I can imagine awful things. That's why I'm a terrible flier. This week, I sat across from something I couldn't imagine.
I remember the story. On December 1, 2007, a Palmer, Alaska man attacked his father and his father's fiancé with a machete in the middle of the night. Leaving them for dead, he drove to Anchorage and shot three people, killing one, injuring two.
Tuesday, I had lunch with Lennie. She survived the machete attack that killed her fiancé. The hospital stopped counting after fifty "chop wounds", from head to toe. One of her two uninjured fingers still wears the ring of the man she loved. She smiles a lot. While we were talking, she liked something I said and offered a "high 2 and ¾" instead of a "high 5".
She told me about that horrifying, long ago night. She described the sound a machete makes when it hits your skull. She didn't feel her ear being severed, or her fingers. Her funny bone is gone, but she joked about her sense of humor being intact. She recently lost her dog, Bear, who defended her during the attack.
Her assailant screamed while he chopped her, "Why are you making me do this?" over and over. Her voice hushed when she shared with me that an angel helped her reach the phone to dial 911. Unseen hands held her legs up to keep her from bleeding to death while help was on the way.
Lennie was released from the hospital with only five days worth of pain pills and the inability to feed, bathe, use the bathroom or dress herself. She didn't have insurance.
She told me she would rather be hit with a machete than go through the de-humanizing experience of not having health coverage. Lennie supports a public option. She doesn't want anyone to have to fight harder for health care than she did against a possessed man determined to kill her.
The man wielding the machete, Chris Rogers, is now serving time in prison. He's entitled to health care under the 8th Amendment of the Constitution of the United States. His victim doesn't want the death penalty for him; she doesn't even want his health coverage taken away. She wants everyone to have the health care they need. The surgeries to repair her claw-like hand, like the leg brace that helps her walk, were pro-bono by doctors who were unable to watch the current system ignore her suffering.
"At least I'm not bitter," she likes to say, usually after some nightmare story about pain management. We chatted over chicken and grilled cheese about public option possibilities. I shared with her my meeting Howard Dean a few weeks ago. I told her how the message between President Clinton, Senator Kennedy, Dr. Dean, Valerie Jarrett, AFL-CIO leader Richard Trumka and others were rallying the grass roots across the nation for public health care. I assured her the public option was already a compromise from a single payer system...and we were going to win. We had to, it's a life or death matter.
"I sure hope so," she said. "I have a pre-existing condition. It's called attempted murder."

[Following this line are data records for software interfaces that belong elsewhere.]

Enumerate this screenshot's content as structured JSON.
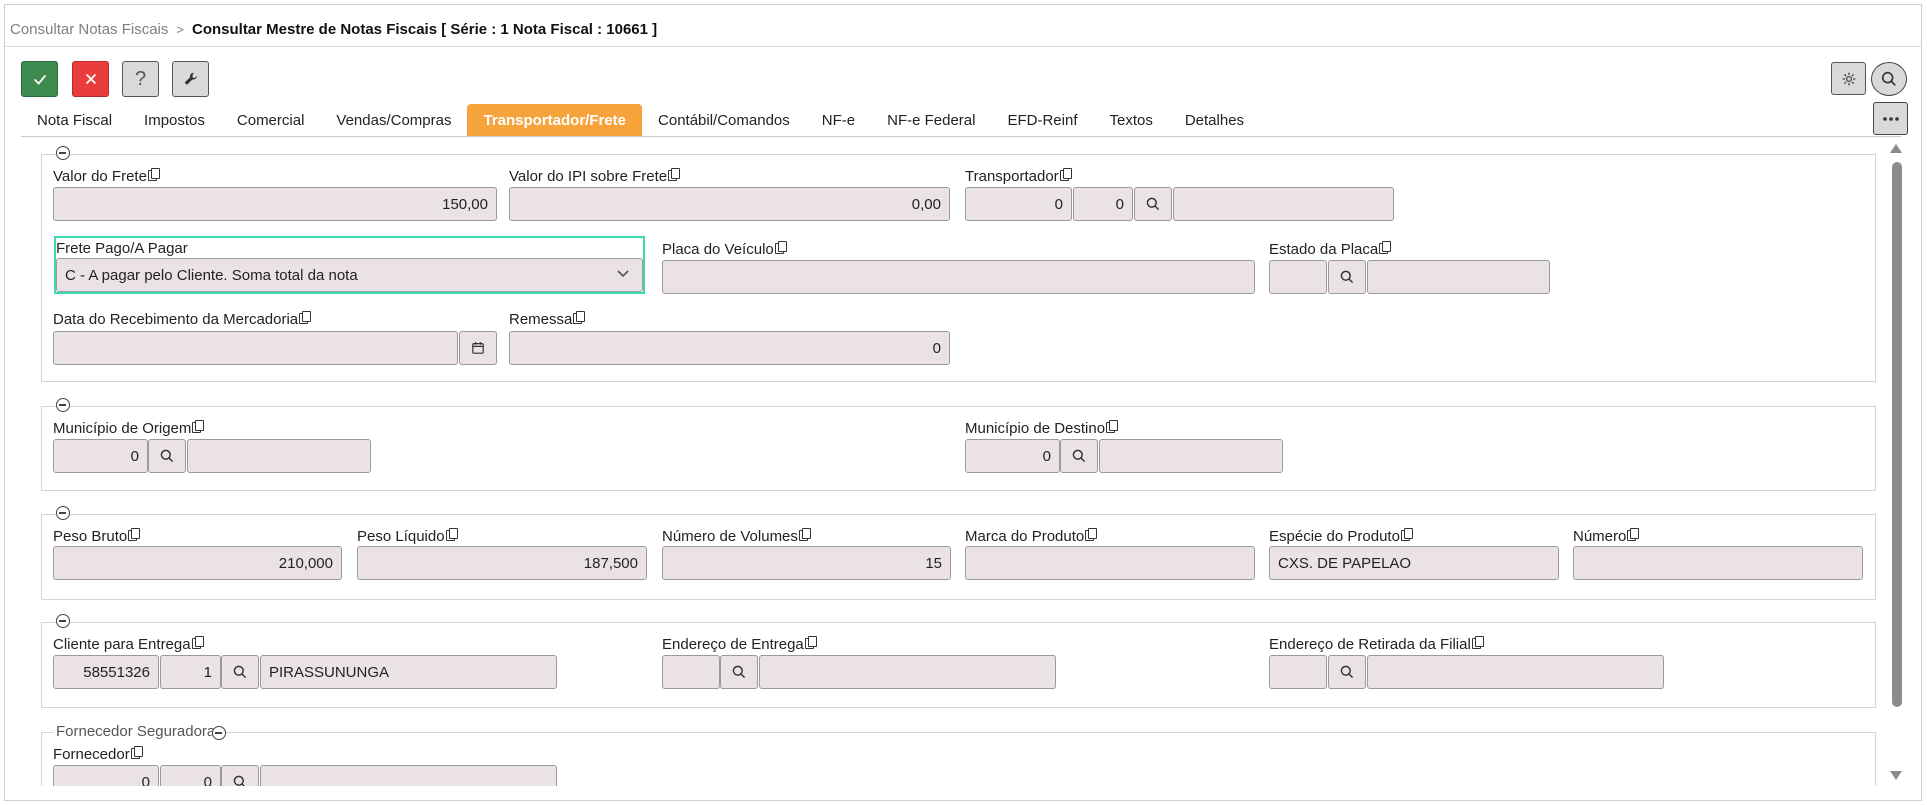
{
  "breadcrumb": {
    "parent": "Consultar Notas Fiscais",
    "separator": ">",
    "current": "Consultar Mestre de Notas Fiscais [ Série : 1 Nota Fiscal : 10661 ]"
  },
  "toolbar": {
    "help_label": "?"
  },
  "tabs": [
    {
      "label": "Nota Fiscal"
    },
    {
      "label": "Impostos"
    },
    {
      "label": "Comercial"
    },
    {
      "label": "Vendas/Compras"
    },
    {
      "label": "Transportador/Frete",
      "active": true
    },
    {
      "label": "Contábil/Comandos"
    },
    {
      "label": "NF-e"
    },
    {
      "label": "NF-e Federal"
    },
    {
      "label": "EFD-Reinf"
    },
    {
      "label": "Textos"
    },
    {
      "label": "Detalhes"
    }
  ],
  "frete": {
    "valor_frete": {
      "label": "Valor do Frete",
      "value": "150,00"
    },
    "valor_ipi_frete": {
      "label": "Valor do IPI sobre Frete",
      "value": "0,00"
    },
    "transportador": {
      "label": "Transportador",
      "code1": "0",
      "code2": "0",
      "name": ""
    },
    "frete_pago": {
      "label": "Frete Pago/A Pagar",
      "value": "C - A pagar pelo Cliente. Soma total da nota"
    },
    "placa_veiculo": {
      "label": "Placa do Veículo",
      "value": ""
    },
    "estado_placa": {
      "label": "Estado da Placa",
      "code": "",
      "name": ""
    },
    "data_recebimento": {
      "label": "Data do Recebimento da Mercadoria",
      "value": ""
    },
    "remessa": {
      "label": "Remessa",
      "value": "0"
    }
  },
  "municipios": {
    "origem": {
      "label": "Município de Origem",
      "code": "0",
      "name": ""
    },
    "destino": {
      "label": "Município de Destino",
      "code": "0",
      "name": ""
    }
  },
  "volumes": {
    "peso_bruto": {
      "label": "Peso Bruto",
      "value": "210,000"
    },
    "peso_liquido": {
      "label": "Peso Líquido",
      "value": "187,500"
    },
    "numero_volumes": {
      "label": "Número de Volumes",
      "value": "15"
    },
    "marca_produto": {
      "label": "Marca do Produto",
      "value": ""
    },
    "especie_produto": {
      "label": "Espécie do Produto",
      "value": "CXS. DE PAPELAO"
    },
    "numero": {
      "label": "Número",
      "value": ""
    }
  },
  "entrega": {
    "cliente": {
      "label": "Cliente para Entrega",
      "code": "58551326",
      "seq": "1",
      "name": "PIRASSUNUNGA"
    },
    "endereco_entrega": {
      "label": "Endereço de Entrega",
      "code": "",
      "name": ""
    },
    "endereco_retirada": {
      "label": "Endereço de Retirada da Filial",
      "code": "",
      "name": ""
    }
  },
  "seguradora": {
    "legend": "Fornecedor Seguradora",
    "fornecedor": {
      "label": "Fornecedor",
      "code1": "0",
      "code2": "0",
      "name": ""
    }
  }
}
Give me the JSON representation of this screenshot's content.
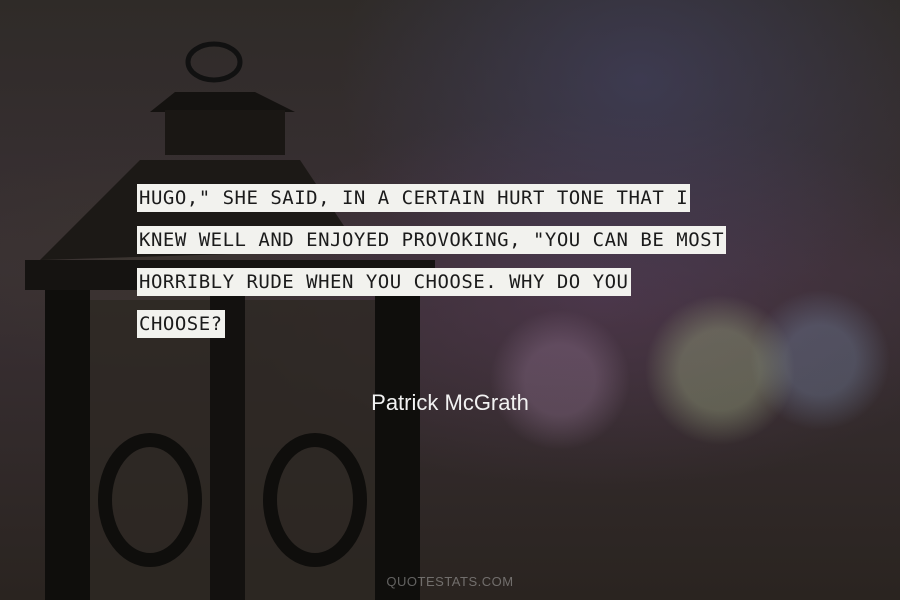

Lennie called me today. She said she'd thought of me when she heard of Senator Kennedy's death. I had thought of her, and her struggle to be healed; heart, mind and body.
Senator Kennedy, a man born into privilege, fought for the rights of others who were not. That made him a hero. For his decades-long fight, and the daily struggle of people like Lennie, a woman who sees her struggle over health care as more horrific than a machete attack, we must pass a public option; a "Kennedy Option."
"Some men see things as they are and say why; I dream things that never were and say why not?"